Stored entries.
---------------

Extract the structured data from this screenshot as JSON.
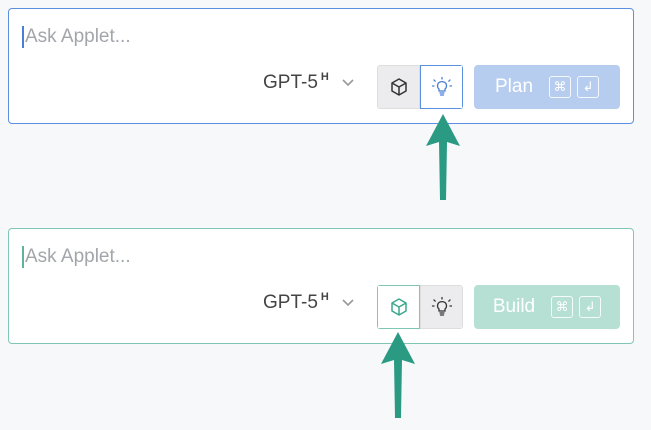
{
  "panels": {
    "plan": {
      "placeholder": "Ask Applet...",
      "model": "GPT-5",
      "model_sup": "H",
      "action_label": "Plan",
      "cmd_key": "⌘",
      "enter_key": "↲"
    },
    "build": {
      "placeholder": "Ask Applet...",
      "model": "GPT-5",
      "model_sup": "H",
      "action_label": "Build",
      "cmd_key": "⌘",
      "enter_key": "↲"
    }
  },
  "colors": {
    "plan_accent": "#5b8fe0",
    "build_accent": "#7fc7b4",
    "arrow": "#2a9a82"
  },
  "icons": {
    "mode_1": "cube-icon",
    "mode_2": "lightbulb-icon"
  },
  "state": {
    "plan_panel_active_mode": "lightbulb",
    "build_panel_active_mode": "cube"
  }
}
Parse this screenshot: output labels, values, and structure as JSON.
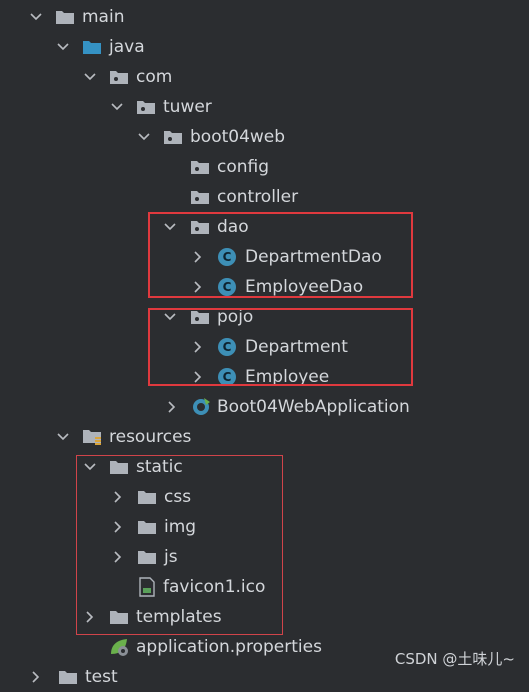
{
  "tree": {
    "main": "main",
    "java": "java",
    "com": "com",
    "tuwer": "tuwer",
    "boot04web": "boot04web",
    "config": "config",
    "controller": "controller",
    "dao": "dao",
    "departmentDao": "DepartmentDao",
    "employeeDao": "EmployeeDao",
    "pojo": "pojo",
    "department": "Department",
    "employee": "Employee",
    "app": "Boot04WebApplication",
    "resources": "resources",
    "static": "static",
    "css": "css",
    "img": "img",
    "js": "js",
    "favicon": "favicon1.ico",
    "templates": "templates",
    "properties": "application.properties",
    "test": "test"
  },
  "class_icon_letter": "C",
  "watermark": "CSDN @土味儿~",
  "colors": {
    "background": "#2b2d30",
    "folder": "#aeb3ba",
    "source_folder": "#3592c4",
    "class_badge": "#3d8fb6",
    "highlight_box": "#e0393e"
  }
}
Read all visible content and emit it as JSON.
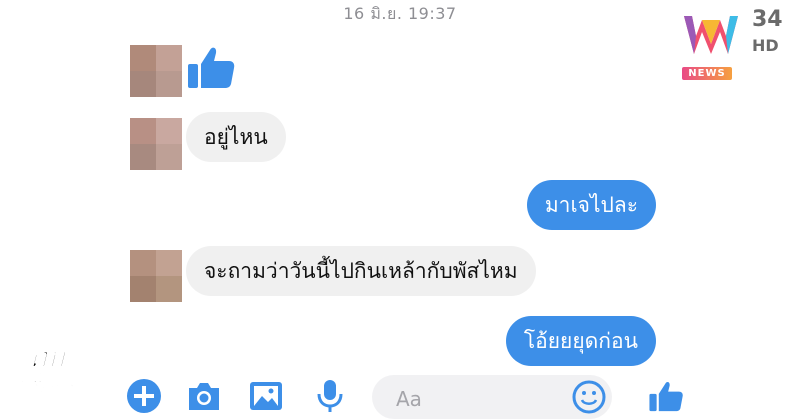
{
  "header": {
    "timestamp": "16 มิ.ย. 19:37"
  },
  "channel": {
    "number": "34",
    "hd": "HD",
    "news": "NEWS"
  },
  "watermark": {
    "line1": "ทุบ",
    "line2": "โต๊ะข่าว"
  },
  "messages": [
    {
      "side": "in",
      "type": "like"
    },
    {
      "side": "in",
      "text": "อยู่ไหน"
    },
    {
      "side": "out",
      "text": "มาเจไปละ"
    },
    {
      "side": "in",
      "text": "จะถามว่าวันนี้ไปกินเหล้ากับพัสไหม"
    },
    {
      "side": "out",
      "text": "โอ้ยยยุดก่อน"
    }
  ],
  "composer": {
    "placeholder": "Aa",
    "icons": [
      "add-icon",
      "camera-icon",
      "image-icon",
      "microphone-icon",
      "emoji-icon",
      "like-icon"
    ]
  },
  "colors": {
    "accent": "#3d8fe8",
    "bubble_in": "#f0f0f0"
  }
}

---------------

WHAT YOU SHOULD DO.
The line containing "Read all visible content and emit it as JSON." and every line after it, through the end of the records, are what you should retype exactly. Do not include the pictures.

RESULT FOR THIS EXERCISE.
Read all visible content and emit it as JSON.
{
  "header": {
    "timestamp": "16 มิ.ย. 19:37"
  },
  "channel": {
    "number": "34",
    "hd": "HD",
    "news": "NEWS"
  },
  "watermark": {
    "line1": "ทุบ",
    "line2": "โต๊ะข่าว"
  },
  "messages": [
    {
      "side": "in",
      "type": "like"
    },
    {
      "side": "in",
      "text": "อยู่ไหน"
    },
    {
      "side": "out",
      "text": "มาเจไปละ"
    },
    {
      "side": "in",
      "text": "จะถามว่าวันนี้ไปกินเหล้ากับพัสไหม"
    },
    {
      "side": "out",
      "text": "โอ้ยยยุดก่อน"
    }
  ],
  "composer": {
    "placeholder": "Aa",
    "icons": [
      "add-icon",
      "camera-icon",
      "image-icon",
      "microphone-icon",
      "emoji-icon",
      "like-icon"
    ]
  },
  "colors": {
    "accent": "#3d8fe8",
    "bubble_in": "#f0f0f0"
  }
}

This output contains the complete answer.